The peak demand in J&K touched an all time high of 3400 MW in Mar 20. This means a 50% increase in peak demand in the last 10 years. The demand has seen a particularly steep increase in the last three to four years – there has been an annual increase of about 10% in demand in the last three year. This average annual increase is exceptionally high compared to annual increase percentage used in energy planning to forecast peak demand.

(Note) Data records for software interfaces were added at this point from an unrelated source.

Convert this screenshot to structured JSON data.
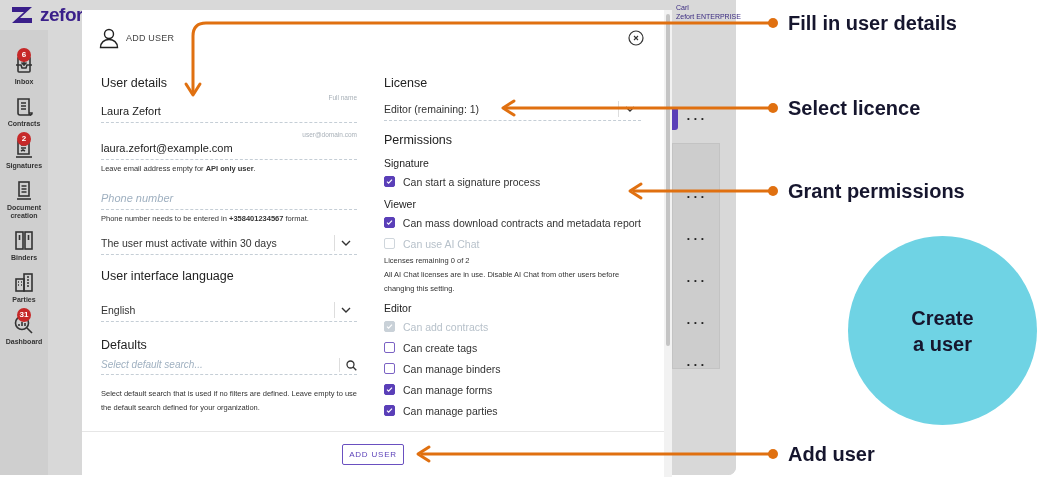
{
  "app": {
    "logo_text": "zefor",
    "user_name": "Carl",
    "user_org": "Zefort ENTERPRISE"
  },
  "sidebar": {
    "items": [
      {
        "label": "Inbox",
        "badge": "6"
      },
      {
        "label": "Contracts"
      },
      {
        "label": "Signatures",
        "badge": "2"
      },
      {
        "label": "Document creation"
      },
      {
        "label": "Binders"
      },
      {
        "label": "Parties"
      },
      {
        "label": "Dashboard",
        "badge": "31"
      }
    ]
  },
  "background_table": {
    "row_menus": [
      "• • •",
      "• • •",
      "• • •",
      "• • •",
      "• • •",
      "• • •"
    ]
  },
  "modal": {
    "title": "ADD USER",
    "user_details": {
      "heading": "User details",
      "full_name": {
        "label": "Full name",
        "value": "Laura Zefort"
      },
      "email": {
        "label": "user@domain.com",
        "value": "laura.zefort@example.com",
        "hint": "Leave email address empty for **API only user**."
      },
      "phone": {
        "placeholder": "Phone number",
        "hint": "Phone number needs to be entered in **+358401234567** format."
      },
      "activation": {
        "value": "The user must activate within 30 days"
      }
    },
    "language": {
      "heading": "User interface language",
      "value": "English"
    },
    "defaults": {
      "heading": "Defaults",
      "placeholder": "Select default search...",
      "hint": "Select default search that is used if no filters are defined. Leave empty to use the default search defined for your organization."
    },
    "license": {
      "heading": "License",
      "value": "Editor (remaining: 1)"
    },
    "permissions": {
      "heading": "Permissions",
      "groups": [
        {
          "title": "Signature",
          "items": [
            {
              "label": "Can start a signature process",
              "checked": true,
              "disabled": false
            }
          ]
        },
        {
          "title": "Viewer",
          "items": [
            {
              "label": "Can mass download contracts and metadata report",
              "checked": true,
              "disabled": false
            },
            {
              "label": "Can use AI Chat",
              "checked": false,
              "disabled": true
            }
          ],
          "notes": [
            "Licenses remaining 0 of 2",
            "All AI Chat licenses are in use. Disable AI Chat from other users before changing this setting."
          ]
        },
        {
          "title": "Editor",
          "items": [
            {
              "label": "Can add contracts",
              "checked": true,
              "disabled": true
            },
            {
              "label": "Can create tags",
              "checked": false,
              "disabled": false
            },
            {
              "label": "Can manage binders",
              "checked": false,
              "disabled": false
            },
            {
              "label": "Can manage forms",
              "checked": true,
              "disabled": false
            },
            {
              "label": "Can manage parties",
              "checked": true,
              "disabled": false
            }
          ]
        }
      ]
    },
    "submit": "ADD USER"
  },
  "annotations": [
    {
      "label": "Fill in user details"
    },
    {
      "label": "Select licence"
    },
    {
      "label": "Grant permissions"
    },
    {
      "label": "Add user"
    }
  ],
  "callout": {
    "text": "Create a user"
  }
}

The peak met in Mar 20 was 20% short of the peak demand in the month. When one looks back at the figures of the monthly demand met for the past several years one cannot but observe that in each of these months also the peak met has been exactly maintained at the same level, i.e. 20% less than peak demand. Whether the peak demand has been as low as 2500 MW or as high as 3400MW, the same shortfall percentage has been consistently and religiously maintained across these years. In plain terms it means that our peak met has kept pace with the peak demand and it has increased at exactly the same rate as the peak demand while maintaining the same gap or shortfall percentage.
This shortfall has been maintained irrespective of the season given the generation from hydro power projects varies vastly between the months. As an example of this seasonal variation in energy generation, the monthly generation from our hydro power plants (both JKSPDC and NHPC together) in lean season (Nov to Feb) is a meagre 60 crore units which increases, more than three and a half times, to nearly 220 crore per month during months of high discharge in the rivers (May to Aug) but shortfall of 20% between peak demand and peak met is maintained across both the periods.
Why exactly same percentage shortfall has been maintained every month for the past several years (from Sep 16), despite huge increase in the demand in these years, is both interesting and intriguing.
From time to time consumers have been fed stories that the transmission network within the erstwhile state, and in particular in Kashmir valley, was not adequate to carry our peak demand and that the government was augmenting the transmission circuits to cater to the demand. While one is not disputing that part of the narrative, the question that comes to one’s mind is that if the existing transmission network could safely carry 2750 MW load, i.e. the peak met in Mar 20, why was not this figure of the peak met not maintained throughout the whole year.
Let us look in a little more detail at any one year, say 2019-20. If peak met in Mar 20 had been maintained throughout the said year, there would have been a few months without any load shedding at all, some months with load shedding of less than 5% and there would have been only 4 months which would have witnessed shortfall in excess of 10%. The overall shortfall for the year would still have been a fraction of the current shortfall.
One wonders how and why the percentage shortfall is being maintained at exactly 20%, month on month and year on year for the past several years. In whose interest, and it would be good to know what that interest is, is it to keep us energy starved.
One explanation that comes to one’s mind is connected with our huge energy losses – whether commercial, transmission or distribution. Since J&K has the distinction of having the highest transmission, distribution and commercial losses in India, it might be that the government has consciously decided that the peak met should be restricted and that it should never match the peak demand so as to minimize its losses. Otherwise, there does not seems to be any explanation for this mysterious 20% figure.